■ What this task involves: Which lines of the data include the string "como"? List them all.

[Interface dataset entries]
BEGIN
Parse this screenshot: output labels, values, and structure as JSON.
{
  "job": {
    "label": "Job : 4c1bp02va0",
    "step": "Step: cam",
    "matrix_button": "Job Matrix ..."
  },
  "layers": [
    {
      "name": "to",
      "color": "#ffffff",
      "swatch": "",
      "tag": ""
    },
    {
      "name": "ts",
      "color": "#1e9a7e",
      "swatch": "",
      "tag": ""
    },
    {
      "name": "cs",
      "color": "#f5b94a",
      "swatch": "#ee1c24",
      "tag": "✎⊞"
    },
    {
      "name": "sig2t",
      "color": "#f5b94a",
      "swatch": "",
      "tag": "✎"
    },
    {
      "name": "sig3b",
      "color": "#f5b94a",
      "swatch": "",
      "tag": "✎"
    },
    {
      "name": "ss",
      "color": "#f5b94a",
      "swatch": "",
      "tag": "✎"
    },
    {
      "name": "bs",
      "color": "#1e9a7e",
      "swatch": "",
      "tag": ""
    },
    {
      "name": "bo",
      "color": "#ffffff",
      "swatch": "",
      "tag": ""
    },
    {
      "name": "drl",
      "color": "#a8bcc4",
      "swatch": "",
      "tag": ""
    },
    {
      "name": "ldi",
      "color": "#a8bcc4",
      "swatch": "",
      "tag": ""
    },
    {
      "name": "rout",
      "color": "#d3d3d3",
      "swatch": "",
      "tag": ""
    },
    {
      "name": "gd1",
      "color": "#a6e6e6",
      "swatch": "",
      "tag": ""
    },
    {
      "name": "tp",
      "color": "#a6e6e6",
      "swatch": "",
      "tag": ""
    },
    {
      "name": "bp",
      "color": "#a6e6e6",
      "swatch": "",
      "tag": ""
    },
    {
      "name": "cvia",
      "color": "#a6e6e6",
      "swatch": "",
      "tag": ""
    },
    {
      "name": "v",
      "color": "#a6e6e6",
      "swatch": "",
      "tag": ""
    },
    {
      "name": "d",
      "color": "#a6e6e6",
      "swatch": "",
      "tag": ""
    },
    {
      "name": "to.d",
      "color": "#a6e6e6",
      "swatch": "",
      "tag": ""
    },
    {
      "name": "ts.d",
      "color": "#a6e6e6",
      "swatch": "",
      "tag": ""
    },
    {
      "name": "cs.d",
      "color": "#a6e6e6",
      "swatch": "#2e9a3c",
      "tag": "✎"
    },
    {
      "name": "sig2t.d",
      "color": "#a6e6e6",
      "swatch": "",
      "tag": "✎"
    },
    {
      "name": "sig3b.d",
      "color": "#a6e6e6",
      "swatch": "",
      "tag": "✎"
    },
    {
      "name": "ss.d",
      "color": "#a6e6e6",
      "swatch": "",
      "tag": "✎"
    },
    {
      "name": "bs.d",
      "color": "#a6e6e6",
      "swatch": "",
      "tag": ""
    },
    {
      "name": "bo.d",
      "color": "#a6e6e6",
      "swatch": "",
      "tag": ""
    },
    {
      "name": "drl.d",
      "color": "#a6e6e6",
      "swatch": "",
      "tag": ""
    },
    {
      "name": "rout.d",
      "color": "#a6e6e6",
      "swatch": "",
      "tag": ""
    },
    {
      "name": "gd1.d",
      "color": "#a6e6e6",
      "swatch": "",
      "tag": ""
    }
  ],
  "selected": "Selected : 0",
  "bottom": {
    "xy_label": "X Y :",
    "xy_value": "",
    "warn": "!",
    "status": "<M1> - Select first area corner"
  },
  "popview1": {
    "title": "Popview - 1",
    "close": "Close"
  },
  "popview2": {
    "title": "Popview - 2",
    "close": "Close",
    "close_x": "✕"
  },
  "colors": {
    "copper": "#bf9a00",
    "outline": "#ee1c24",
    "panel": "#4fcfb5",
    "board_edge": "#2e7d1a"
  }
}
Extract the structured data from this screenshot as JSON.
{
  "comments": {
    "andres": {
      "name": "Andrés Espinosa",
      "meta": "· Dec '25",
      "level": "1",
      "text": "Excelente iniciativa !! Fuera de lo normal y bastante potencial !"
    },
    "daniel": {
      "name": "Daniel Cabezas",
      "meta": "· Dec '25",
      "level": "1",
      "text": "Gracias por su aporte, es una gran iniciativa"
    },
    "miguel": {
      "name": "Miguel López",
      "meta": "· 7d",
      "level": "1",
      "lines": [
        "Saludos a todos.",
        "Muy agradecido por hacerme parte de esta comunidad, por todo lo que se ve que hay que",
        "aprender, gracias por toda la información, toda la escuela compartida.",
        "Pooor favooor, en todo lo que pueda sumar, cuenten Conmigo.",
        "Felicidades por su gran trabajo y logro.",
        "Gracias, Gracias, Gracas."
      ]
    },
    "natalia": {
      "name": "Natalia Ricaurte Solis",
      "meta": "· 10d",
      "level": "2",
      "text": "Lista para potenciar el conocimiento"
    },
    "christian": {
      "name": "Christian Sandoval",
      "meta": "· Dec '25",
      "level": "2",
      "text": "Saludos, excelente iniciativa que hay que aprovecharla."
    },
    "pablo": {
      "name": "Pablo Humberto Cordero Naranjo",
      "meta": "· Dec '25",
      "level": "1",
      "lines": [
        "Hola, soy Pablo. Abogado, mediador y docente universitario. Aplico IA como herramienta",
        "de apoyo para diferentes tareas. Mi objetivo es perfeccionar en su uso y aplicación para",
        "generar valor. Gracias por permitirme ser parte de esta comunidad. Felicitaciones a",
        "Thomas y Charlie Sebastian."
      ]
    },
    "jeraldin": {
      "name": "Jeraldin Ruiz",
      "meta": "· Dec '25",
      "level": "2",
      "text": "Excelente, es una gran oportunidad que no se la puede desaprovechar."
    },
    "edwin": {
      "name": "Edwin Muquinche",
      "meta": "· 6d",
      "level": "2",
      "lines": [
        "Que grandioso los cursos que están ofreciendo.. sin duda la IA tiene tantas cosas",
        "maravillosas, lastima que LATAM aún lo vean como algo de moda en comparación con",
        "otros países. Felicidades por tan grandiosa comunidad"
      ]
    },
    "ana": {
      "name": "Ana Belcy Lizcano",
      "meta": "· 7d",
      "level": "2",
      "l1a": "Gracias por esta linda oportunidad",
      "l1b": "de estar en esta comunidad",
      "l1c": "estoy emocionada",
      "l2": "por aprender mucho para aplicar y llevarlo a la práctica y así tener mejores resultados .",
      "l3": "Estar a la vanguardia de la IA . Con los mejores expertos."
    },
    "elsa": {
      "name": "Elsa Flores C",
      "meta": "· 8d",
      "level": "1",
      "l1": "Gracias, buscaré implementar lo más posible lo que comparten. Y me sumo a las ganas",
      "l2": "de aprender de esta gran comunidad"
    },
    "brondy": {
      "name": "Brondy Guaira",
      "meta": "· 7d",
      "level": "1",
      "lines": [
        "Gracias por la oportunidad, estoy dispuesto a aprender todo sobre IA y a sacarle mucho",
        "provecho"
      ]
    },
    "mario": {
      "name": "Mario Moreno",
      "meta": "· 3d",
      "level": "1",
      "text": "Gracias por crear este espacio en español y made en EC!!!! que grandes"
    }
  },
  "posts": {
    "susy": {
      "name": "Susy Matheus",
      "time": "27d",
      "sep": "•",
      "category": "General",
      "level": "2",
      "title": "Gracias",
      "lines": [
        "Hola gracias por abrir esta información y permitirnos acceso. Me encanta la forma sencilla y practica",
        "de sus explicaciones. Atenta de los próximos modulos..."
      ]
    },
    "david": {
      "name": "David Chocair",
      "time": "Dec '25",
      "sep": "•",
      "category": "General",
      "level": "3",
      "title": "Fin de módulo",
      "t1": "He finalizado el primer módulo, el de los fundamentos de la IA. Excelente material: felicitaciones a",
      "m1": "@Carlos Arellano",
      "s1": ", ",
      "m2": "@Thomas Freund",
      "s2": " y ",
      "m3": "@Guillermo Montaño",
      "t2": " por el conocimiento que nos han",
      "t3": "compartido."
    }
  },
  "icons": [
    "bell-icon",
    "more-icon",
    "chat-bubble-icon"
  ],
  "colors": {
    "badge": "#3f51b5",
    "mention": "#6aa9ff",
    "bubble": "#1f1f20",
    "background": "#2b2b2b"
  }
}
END
■ Response to the task:
        "Hola, soy Pablo. Abogado, mediador y docente universitario. Aplico IA como herramienta",
        "maravillosas, lastima que LATAM aún lo vean como algo de moda en comparación con",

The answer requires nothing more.